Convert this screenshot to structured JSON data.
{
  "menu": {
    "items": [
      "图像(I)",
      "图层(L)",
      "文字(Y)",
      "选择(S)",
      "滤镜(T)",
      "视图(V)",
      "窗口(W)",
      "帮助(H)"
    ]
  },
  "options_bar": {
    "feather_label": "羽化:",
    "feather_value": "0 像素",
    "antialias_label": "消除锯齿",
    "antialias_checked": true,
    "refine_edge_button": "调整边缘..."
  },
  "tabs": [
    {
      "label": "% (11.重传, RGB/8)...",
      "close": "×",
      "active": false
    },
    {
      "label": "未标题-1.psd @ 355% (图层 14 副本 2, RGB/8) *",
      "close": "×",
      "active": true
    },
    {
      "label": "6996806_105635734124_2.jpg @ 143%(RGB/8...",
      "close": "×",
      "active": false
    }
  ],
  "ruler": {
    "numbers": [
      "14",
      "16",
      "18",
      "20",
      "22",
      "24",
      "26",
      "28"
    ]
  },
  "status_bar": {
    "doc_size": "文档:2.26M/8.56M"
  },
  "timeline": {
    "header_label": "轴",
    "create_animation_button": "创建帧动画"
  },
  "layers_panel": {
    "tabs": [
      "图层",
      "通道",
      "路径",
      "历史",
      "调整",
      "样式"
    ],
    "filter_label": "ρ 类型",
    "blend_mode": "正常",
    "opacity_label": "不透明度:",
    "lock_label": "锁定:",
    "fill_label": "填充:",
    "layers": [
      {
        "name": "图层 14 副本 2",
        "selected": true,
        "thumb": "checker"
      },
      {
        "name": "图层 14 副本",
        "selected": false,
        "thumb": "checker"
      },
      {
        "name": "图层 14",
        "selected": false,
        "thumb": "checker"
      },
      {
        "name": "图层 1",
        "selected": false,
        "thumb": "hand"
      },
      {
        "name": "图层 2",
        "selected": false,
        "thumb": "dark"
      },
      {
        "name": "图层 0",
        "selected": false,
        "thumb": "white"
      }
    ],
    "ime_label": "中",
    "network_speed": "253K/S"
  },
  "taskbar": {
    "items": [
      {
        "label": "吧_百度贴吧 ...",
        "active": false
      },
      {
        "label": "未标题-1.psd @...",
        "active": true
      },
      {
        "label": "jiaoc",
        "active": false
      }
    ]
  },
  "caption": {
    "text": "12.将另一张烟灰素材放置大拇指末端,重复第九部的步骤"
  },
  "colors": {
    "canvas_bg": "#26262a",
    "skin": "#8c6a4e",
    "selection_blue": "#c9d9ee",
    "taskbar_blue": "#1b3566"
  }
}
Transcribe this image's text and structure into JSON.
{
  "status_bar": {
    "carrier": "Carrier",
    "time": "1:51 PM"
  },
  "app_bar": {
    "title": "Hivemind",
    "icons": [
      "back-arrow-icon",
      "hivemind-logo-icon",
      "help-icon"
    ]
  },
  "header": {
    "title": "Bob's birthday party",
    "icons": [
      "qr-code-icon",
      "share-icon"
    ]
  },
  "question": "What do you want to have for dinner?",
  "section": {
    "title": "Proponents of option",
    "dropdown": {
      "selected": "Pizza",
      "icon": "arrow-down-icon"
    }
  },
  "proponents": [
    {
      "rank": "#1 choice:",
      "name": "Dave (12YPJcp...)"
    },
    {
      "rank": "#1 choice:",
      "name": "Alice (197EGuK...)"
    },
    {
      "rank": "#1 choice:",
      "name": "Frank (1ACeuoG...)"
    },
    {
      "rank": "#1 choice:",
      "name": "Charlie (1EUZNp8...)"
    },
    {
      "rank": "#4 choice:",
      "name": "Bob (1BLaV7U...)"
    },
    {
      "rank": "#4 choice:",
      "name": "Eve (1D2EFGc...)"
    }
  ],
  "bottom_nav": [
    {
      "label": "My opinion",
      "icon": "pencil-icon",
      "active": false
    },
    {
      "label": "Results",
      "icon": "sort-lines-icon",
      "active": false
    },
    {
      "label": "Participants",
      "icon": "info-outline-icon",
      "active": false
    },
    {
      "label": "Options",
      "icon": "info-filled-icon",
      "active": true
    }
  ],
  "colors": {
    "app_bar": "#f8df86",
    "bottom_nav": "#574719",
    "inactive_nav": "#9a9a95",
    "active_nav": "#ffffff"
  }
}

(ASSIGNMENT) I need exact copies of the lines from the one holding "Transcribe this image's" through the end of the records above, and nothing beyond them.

(ANSWER SPACE)
Transcribe this image's text and structure into JSON.
{
  "status_bar": {
    "carrier": "Carrier",
    "time": "1:51 PM"
  },
  "app_bar": {
    "title": "Hivemind",
    "icons": [
      "back-arrow-icon",
      "hivemind-logo-icon",
      "help-icon"
    ]
  },
  "header": {
    "title": "Bob's birthday party",
    "icons": [
      "qr-code-icon",
      "share-icon"
    ]
  },
  "question": "What do you want to have for dinner?",
  "section": {
    "title": "Proponents of option",
    "dropdown": {
      "selected": "Pizza",
      "icon": "arrow-down-icon"
    }
  },
  "proponents": [
    {
      "rank": "#1 choice:",
      "name": "Dave (12YPJcp...)"
    },
    {
      "rank": "#1 choice:",
      "name": "Alice (197EGuK...)"
    },
    {
      "rank": "#1 choice:",
      "name": "Frank (1ACeuoG...)"
    },
    {
      "rank": "#1 choice:",
      "name": "Charlie (1EUZNp8...)"
    },
    {
      "rank": "#4 choice:",
      "name": "Bob (1BLaV7U...)"
    },
    {
      "rank": "#4 choice:",
      "name": "Eve (1D2EFGc...)"
    }
  ],
  "bottom_nav": [
    {
      "label": "My opinion",
      "icon": "pencil-icon",
      "active": false
    },
    {
      "label": "Results",
      "icon": "sort-lines-icon",
      "active": false
    },
    {
      "label": "Participants",
      "icon": "info-outline-icon",
      "active": false
    },
    {
      "label": "Options",
      "icon": "info-filled-icon",
      "active": true
    }
  ],
  "colors": {
    "app_bar": "#f8df86",
    "bottom_nav": "#574719",
    "inactive_nav": "#9a9a95",
    "active_nav": "#ffffff"
  }
}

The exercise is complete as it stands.